The definitive stone then disappeared until 1830, when a rich London banker named Thomas Hope acquired a cut version of it, calling it the “Hope Diamond.” Since then it has changed hands several times until it was acquired by Harry Winston, who later donated it to the Smithsonian Museum. Today, you can still see the Hope Diamond on display there.
Cullinan I, or the Star of Africa
The Cullinan diamond was the largest rough-cut gem-quality diamond ever discovered. Before being cut, it weighed 3,106.75 carats. It was discovered in 1905 in what is now South Africa, in a mine belonging to Thomas Cullinan (hence the name).
The rough diamond was presented to King Edward VII of the United Kingdom before being cut into nine major pieces, each named after the mine owner. Joseph Asscher, known for the legendary Asscher cut, was given the task of cutting the diamonds. The diamond was also cut into 96 minor stones, which were used in various other less substantial pieces.
Cullinan I was the largest cut out of the rough diamond, weighing 530.2 carats. It is the second largest cut and polished diamond in the world, and the first largest clear cut and polished diamond in the world. Today, it is set in the Sovereign’s Scepter with Cross and rests with the United Kingdom’s crown jewels in the Tower of London.
The DeYoung Red Diamond
The DeYoung Red Diamond is an incredibly rare diamond because of its deep red color (slightly tinted brown) and lack of chemical impurities. Red diamonds are the rarest of all diamonds and few have been documented. The DeYoung Red was purchased by Sydney DeYoung, a Boston jewelry seller, in the early-mid 1900’s. He purchased it on a hat pin as a part of an estate jewelry collection. He and the seller had mistaken it for a garnet because of it’s rich red color. Upon inspection, however, DeYoung realized it had unusual characteristics for a garnet. It had a strange appearance and it had incredible durability considering its age. He took to a lab to be tested and discovered that it was actually a red diamond.

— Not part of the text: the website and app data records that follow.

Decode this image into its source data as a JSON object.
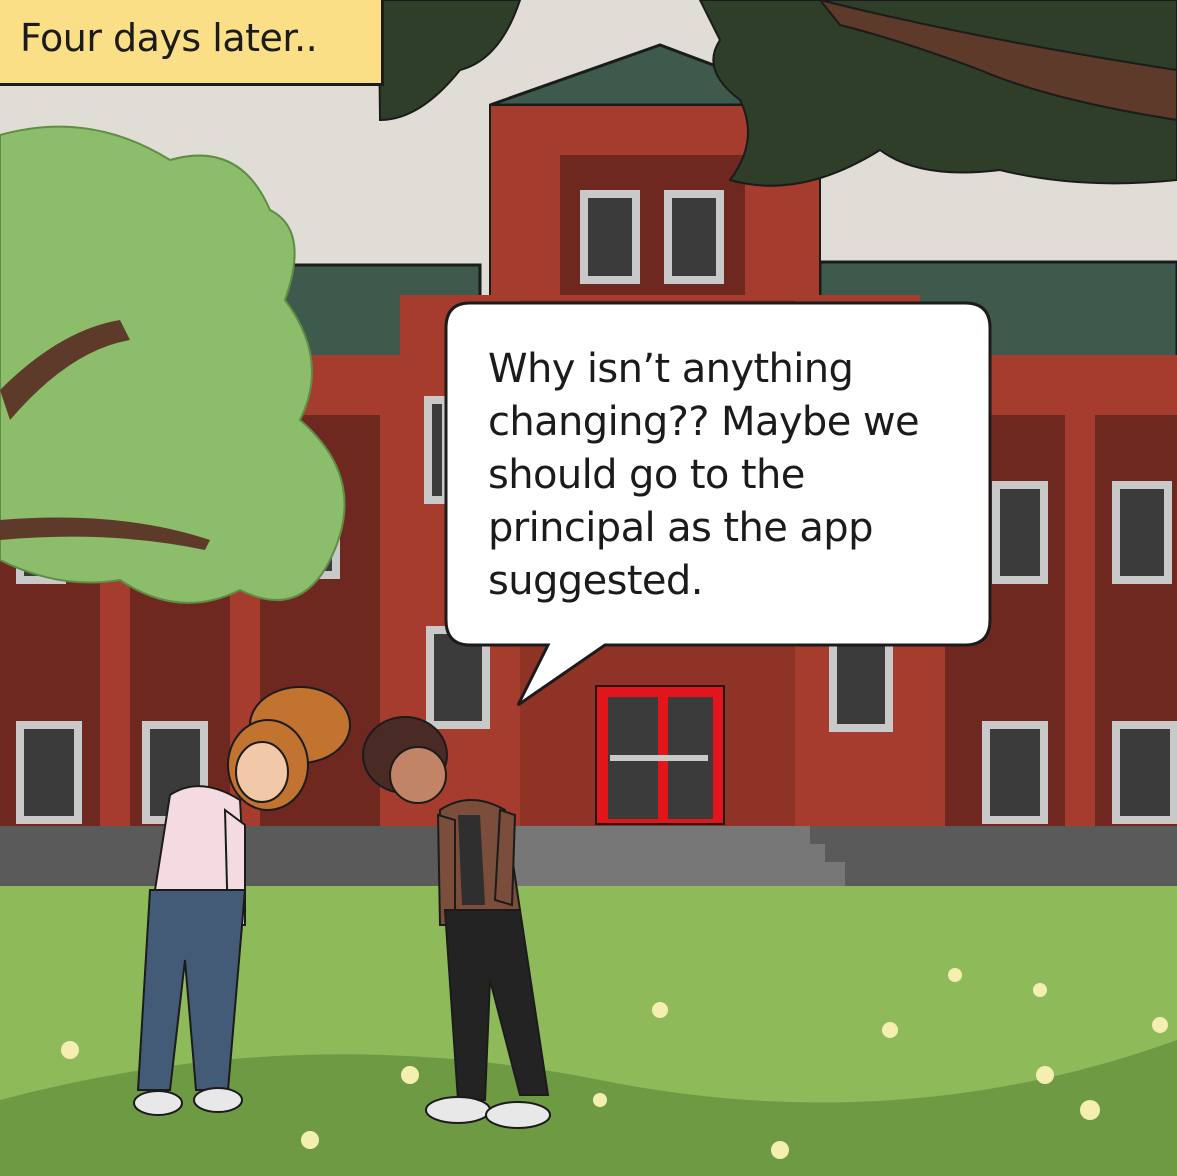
{
  "caption": {
    "text": "Four days later.."
  },
  "speech": {
    "text": "Why isn’t anything changing?? Maybe we should go to the principal as the app suggested."
  }
}
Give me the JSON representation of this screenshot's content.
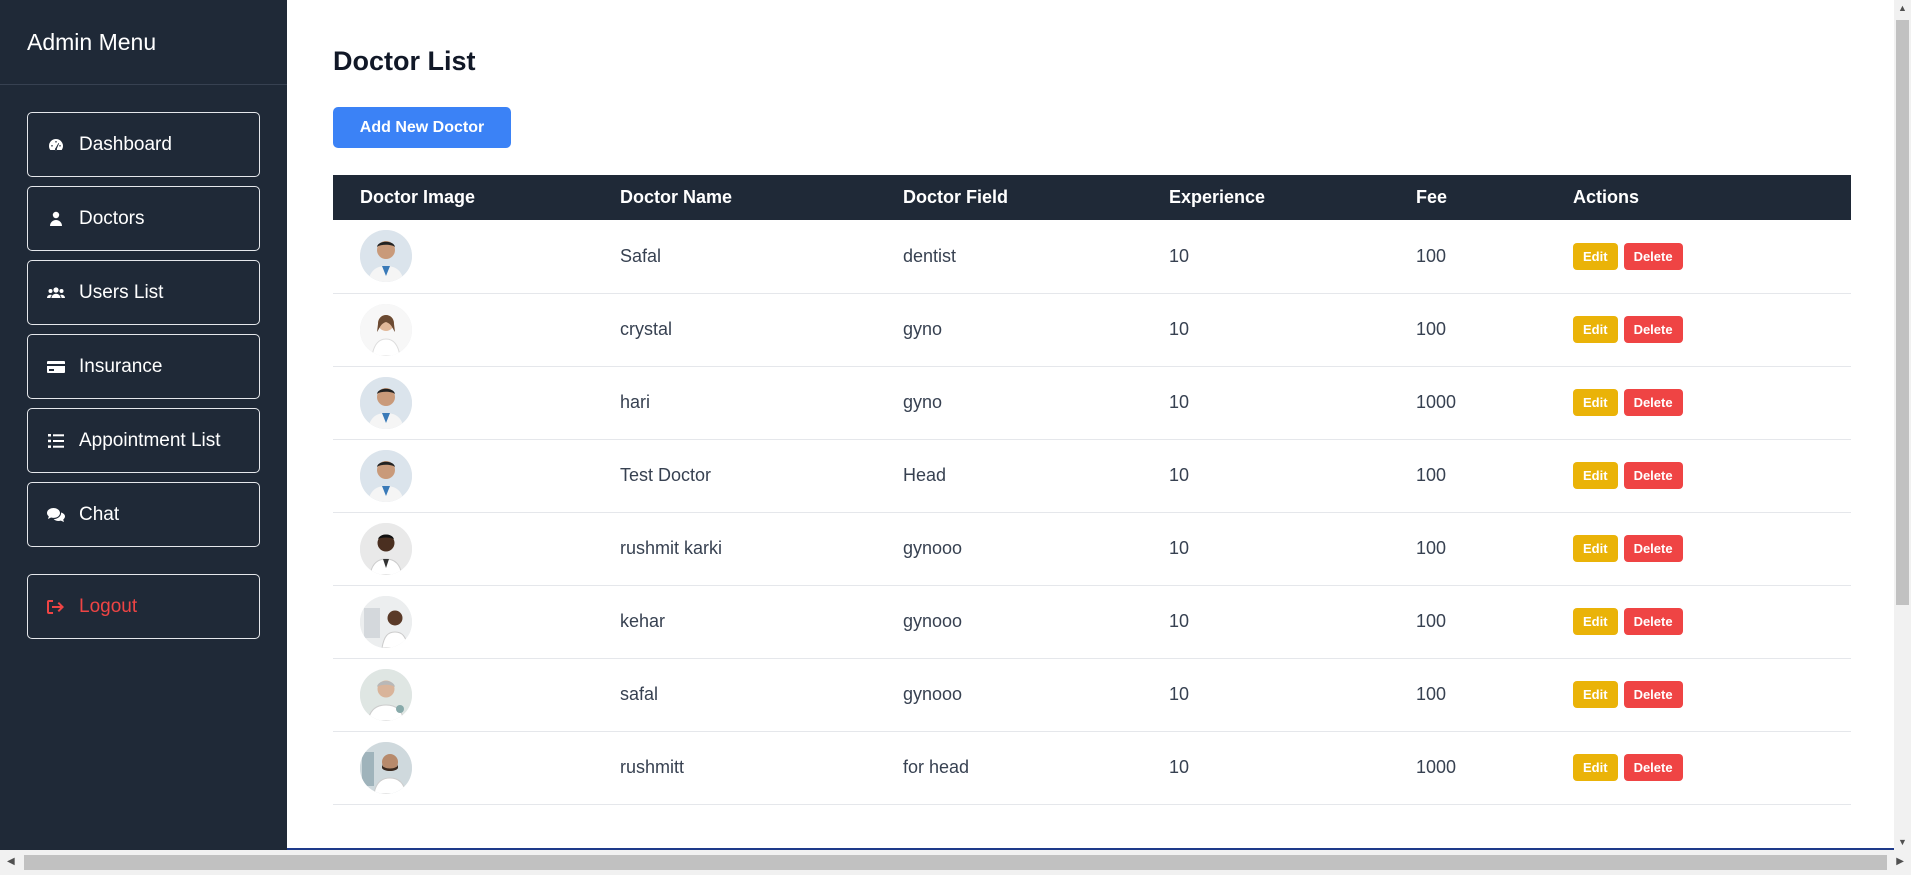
{
  "sidebar": {
    "title": "Admin Menu",
    "items": [
      {
        "label": "Dashboard",
        "icon": "dashboard-icon"
      },
      {
        "label": "Doctors",
        "icon": "doctor-icon"
      },
      {
        "label": "Users List",
        "icon": "users-icon"
      },
      {
        "label": "Insurance",
        "icon": "credit-card-icon"
      },
      {
        "label": "Appointment List",
        "icon": "list-icon"
      },
      {
        "label": "Chat",
        "icon": "chat-icon"
      }
    ],
    "logout_label": "Logout"
  },
  "main": {
    "title": "Doctor List",
    "add_button": "Add New Doctor",
    "table": {
      "headers": [
        "Doctor Image",
        "Doctor Name",
        "Doctor Field",
        "Experience",
        "Fee",
        "Actions"
      ],
      "rows": [
        {
          "name": "Safal",
          "field": "dentist",
          "experience": "10",
          "fee": "100"
        },
        {
          "name": "crystal",
          "field": "gyno",
          "experience": "10",
          "fee": "100"
        },
        {
          "name": "hari",
          "field": "gyno",
          "experience": "10",
          "fee": "1000"
        },
        {
          "name": "Test Doctor",
          "field": "Head",
          "experience": "10",
          "fee": "100"
        },
        {
          "name": "rushmit karki",
          "field": "gynooo",
          "experience": "10",
          "fee": "100"
        },
        {
          "name": "kehar",
          "field": "gynooo",
          "experience": "10",
          "fee": "100"
        },
        {
          "name": "safal",
          "field": "gynooo",
          "experience": "10",
          "fee": "100"
        },
        {
          "name": "rushmitt",
          "field": "for head",
          "experience": "10",
          "fee": "1000"
        }
      ],
      "edit_label": "Edit",
      "delete_label": "Delete"
    }
  },
  "colors": {
    "sidebar_bg": "#1f2937",
    "primary": "#3b82f6",
    "edit": "#eab308",
    "delete": "#ef4444"
  }
}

To this day, the DeYoung diamond remains the third largest red diamond at 5.03 carats (the largest is 5.11 carats). It is the only red diamond on display to the public, as it was donated to the Smithsonian after DeYoung’s death in 1986. When it arrived to the Smithsonian in 1987, it arrived though the mail in an uninsured box. It now rests behind bulletproof glass, as it is one of the rarest diamonds in the world.
The Spoonmaker’s Diamond

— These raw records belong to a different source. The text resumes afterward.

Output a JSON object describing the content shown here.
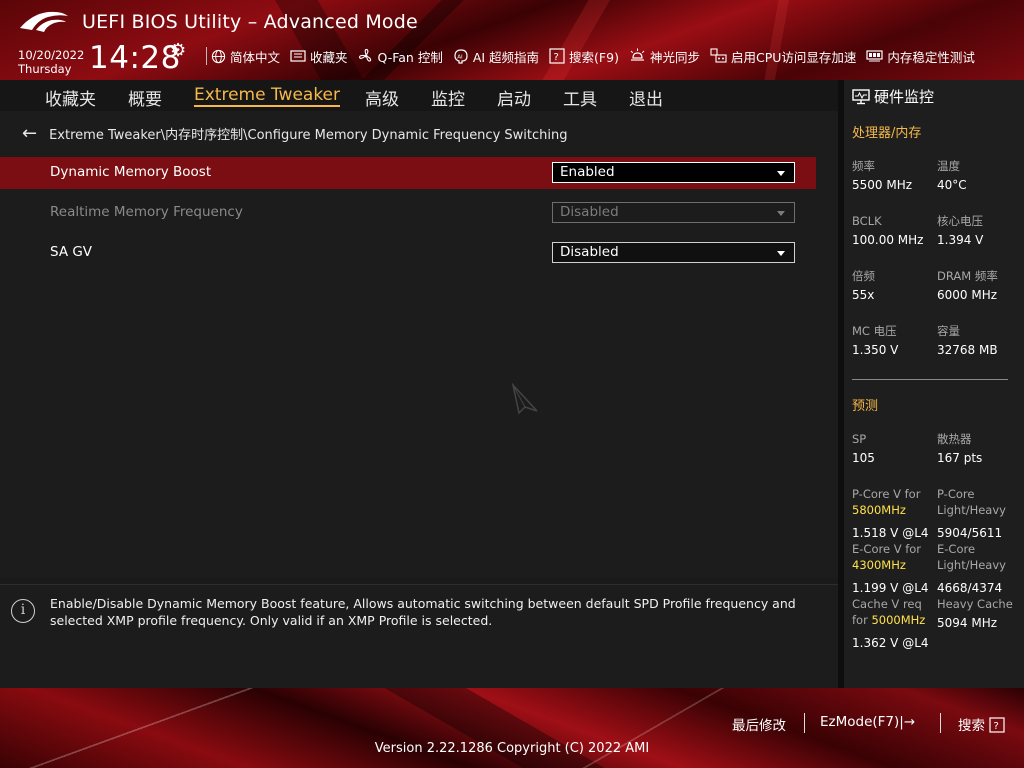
{
  "header": {
    "title": "UEFI BIOS Utility – Advanced Mode",
    "date": "10/20/2022",
    "weekday": "Thursday",
    "time": "14:28",
    "toolbar": [
      {
        "label": "简体中文",
        "icon": "globe-icon"
      },
      {
        "label": "收藏夹",
        "icon": "favorites-icon"
      },
      {
        "label": "Q-Fan 控制",
        "icon": "fan-icon"
      },
      {
        "label": "AI 超频指南",
        "icon": "ai-icon"
      },
      {
        "label": "搜索(F9)",
        "icon": "search-help-icon"
      },
      {
        "label": "神光同步",
        "icon": "aura-icon"
      },
      {
        "label": "启用CPU访问显存加速",
        "icon": "resizable-bar-icon"
      },
      {
        "label": "内存稳定性测试",
        "icon": "memory-test-icon"
      }
    ]
  },
  "nav": {
    "tabs": [
      {
        "label": "收藏夹",
        "active": false
      },
      {
        "label": "概要",
        "active": false
      },
      {
        "label": "Extreme Tweaker",
        "active": true
      },
      {
        "label": "高级",
        "active": false
      },
      {
        "label": "监控",
        "active": false
      },
      {
        "label": "启动",
        "active": false
      },
      {
        "label": "工具",
        "active": false
      },
      {
        "label": "退出",
        "active": false
      }
    ]
  },
  "breadcrumb": "Extreme Tweaker\\内存时序控制\\Configure Memory Dynamic Frequency Switching",
  "settings": [
    {
      "label": "Dynamic Memory Boost",
      "value": "Enabled",
      "selected": true,
      "disabled": false
    },
    {
      "label": "Realtime Memory Frequency",
      "value": "Disabled",
      "selected": false,
      "disabled": true
    },
    {
      "label": "SA GV",
      "value": "Disabled",
      "selected": false,
      "disabled": false
    }
  ],
  "help": {
    "text": "Enable/Disable Dynamic Memory Boost feature, Allows automatic switching between default SPD Profile frequency and selected XMP profile frequency. Only valid if an XMP Profile is selected."
  },
  "hardware_monitor": {
    "title": "硬件监控",
    "cpu_section": "处理器/内存",
    "cpu": {
      "freq_label": "频率",
      "freq": "5500 MHz",
      "temp_label": "温度",
      "temp": "40°C",
      "bclk_label": "BCLK",
      "bclk": "100.00 MHz",
      "vcore_label": "核心电压",
      "vcore": "1.394 V",
      "ratio_label": "倍频",
      "ratio": "55x",
      "dram_freq_label": "DRAM 频率",
      "dram_freq": "6000 MHz",
      "mc_volt_label": "MC 电压",
      "mc_volt": "1.350 V",
      "capacity_label": "容量",
      "capacity": "32768 MB"
    },
    "predict_section": "预测",
    "predict": {
      "sp_label": "SP",
      "sp": "105",
      "cooler_label": "散热器",
      "cooler": "167 pts",
      "pcore_v_label": "P-Core V for",
      "pcore_v_freq": "5800MHz",
      "pcore_v": "1.518 V @L4",
      "pcore_lh_label_1": "P-Core",
      "pcore_lh_label_2": "Light/Heavy",
      "pcore_lh": "5904/5611",
      "ecore_v_label": "E-Core V for",
      "ecore_v_freq": "4300MHz",
      "ecore_v": "1.199 V @L4",
      "ecore_lh_label_1": "E-Core",
      "ecore_lh_label_2": "Light/Heavy",
      "ecore_lh": "4668/4374",
      "cache_v_label_1": "Cache V req",
      "cache_v_label_2": "for",
      "cache_v_freq": "5000MHz",
      "cache_v": "1.362 V @L4",
      "heavy_cache_label": "Heavy Cache",
      "heavy_cache": "5094 MHz"
    }
  },
  "footer": {
    "last_modified": "最后修改",
    "ez_mode": "EzMode(F7)|→",
    "search": "搜索",
    "version": "Version 2.22.1286 Copyright (C) 2022 AMI"
  },
  "colors": {
    "accent": "#f5b84a",
    "selected_row": "#7a0e12",
    "highlight_value": "#ffe14a"
  }
}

The Spoonmaker’s Diamond is a pear-shaped, clear 86 carat diamond surrounded by 49 old mine cut diamonds. It is housed in the Imperial Treasury exhibitions at the Topkapi Palace Museum in Istanbul, Turkey. The history of how the diamond arrived at the Topkapi Palace has long been lost and is now shrouded with legend.
The most prominent legend tells of a poor fisherman who was walking along the beach in Istanbul when he came across a shiny stone in a pile of others. He picked it up and turned it over in his multiple times before pocketing it. Days later, he stopped into a jeweler’s market and showed it to the first jeweler he came across. The jeweler glanced at and shrugged it off, insisting it was glass. However, expressing him pity, he offered to take it off the fisherman’s hands for three spoons. The fisherman was disappointed but felt that the jeweler was showing him a kindness, so he accepted the offer. He left, leaving the stone and taking the spoons with him. The jeweler later sold what we know to be the Spoonmaker’s diamond to the vizier of the Sultan.
While this account may or may not be true, the legend reveals how the diamond got its unusual name. Like many other exceptional diamonds, the story is as fascinating as the stone itself.